Pairgo--some memories and reflections from Kirsty Healey and Matthew Macfadyen 2009
Kirsty Healey and Matthew Macfadyen (United Kingdom)
The Delight of being Surprised
One of the great delights of playing Go is to be surprised by a really brilliant move from your opponent.
But the delight is usually tempered by knowing that you are likely to lose. Only in Pairgo can you be surprised and delighted and winning the game all at the same time.
As the only kyu player in a game with three experienced 4dan plus partners, suddenly discovering the feeling of a higher level of play was like being launched onto an Olympic ski run from the nursery slopes.
The first sponsored Pairgo tournament in the UK, complete with some serious entries for the best dressing prize. It was such a delight to see so many women playing Go, not just the usual 10%, and at the same time to discover that the British male players were actually able to dress quite nicely if they tried.
Never an odd player without a game
Now we have discovered Pairgo there is never a problem with an odd number of people at Leamington Go club. Two of the players simply play as a pair against one of the others.
Some of the most exciting games for all involved are pair games with a beginner on each side. In traditional Go groups of stones have status, they are alive or dead, connected or surrounded. In Pairgo with beginners nothing is constant. Groups of stones have adventures.

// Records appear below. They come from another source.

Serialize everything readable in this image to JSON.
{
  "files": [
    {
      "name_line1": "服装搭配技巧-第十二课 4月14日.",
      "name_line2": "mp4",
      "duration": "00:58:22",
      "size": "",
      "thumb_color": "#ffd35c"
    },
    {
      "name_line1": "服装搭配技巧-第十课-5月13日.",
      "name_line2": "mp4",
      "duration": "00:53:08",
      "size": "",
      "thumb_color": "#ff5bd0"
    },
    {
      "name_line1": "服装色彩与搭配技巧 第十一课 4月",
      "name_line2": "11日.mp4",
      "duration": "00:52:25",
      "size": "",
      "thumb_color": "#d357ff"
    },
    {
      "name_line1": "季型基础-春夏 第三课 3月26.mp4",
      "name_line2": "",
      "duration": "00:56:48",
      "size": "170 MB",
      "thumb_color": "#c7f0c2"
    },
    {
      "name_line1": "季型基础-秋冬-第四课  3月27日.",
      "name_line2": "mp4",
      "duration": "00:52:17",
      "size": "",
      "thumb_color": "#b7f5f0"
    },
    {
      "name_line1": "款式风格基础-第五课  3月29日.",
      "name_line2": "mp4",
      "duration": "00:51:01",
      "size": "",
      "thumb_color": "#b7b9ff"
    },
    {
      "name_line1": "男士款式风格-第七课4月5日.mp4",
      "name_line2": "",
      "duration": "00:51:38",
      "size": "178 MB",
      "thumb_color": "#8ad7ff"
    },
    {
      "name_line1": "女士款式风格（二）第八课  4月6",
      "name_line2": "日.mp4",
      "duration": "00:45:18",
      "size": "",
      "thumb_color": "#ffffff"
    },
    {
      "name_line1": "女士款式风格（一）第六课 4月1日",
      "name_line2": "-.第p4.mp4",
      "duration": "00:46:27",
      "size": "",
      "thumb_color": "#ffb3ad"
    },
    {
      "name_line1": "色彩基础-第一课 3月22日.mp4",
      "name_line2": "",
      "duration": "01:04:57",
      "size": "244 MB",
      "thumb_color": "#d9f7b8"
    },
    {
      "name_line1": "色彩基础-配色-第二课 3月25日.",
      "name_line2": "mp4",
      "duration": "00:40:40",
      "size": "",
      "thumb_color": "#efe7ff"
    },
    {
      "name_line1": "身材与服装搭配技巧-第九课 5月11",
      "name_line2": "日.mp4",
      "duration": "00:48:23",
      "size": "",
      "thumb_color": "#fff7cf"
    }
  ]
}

When children pick wild berries together they often compare to see who has picked the most. This is a fundamental mistake, because the berries will be added together and not subtracted. Similarly in Pairgo the two players’ contributions should add to each other. This realisation has helped us to be a successful pairgo partnership as well as a happy married couple.
Emotion is allowed
During the Pairgo tournament in Tokyo, the quiet and (almost) serious atmosphere was punctuated by a cry of anguish, best translated as ‘I’m sorry I’m sorry I’m sorry’. It is good to know people really care.
Almost every thinking game is now being played well by computers. Go is the last and hardest of all the classic games for the programmers to attack, but Pairgo will forever be a game played by human beings.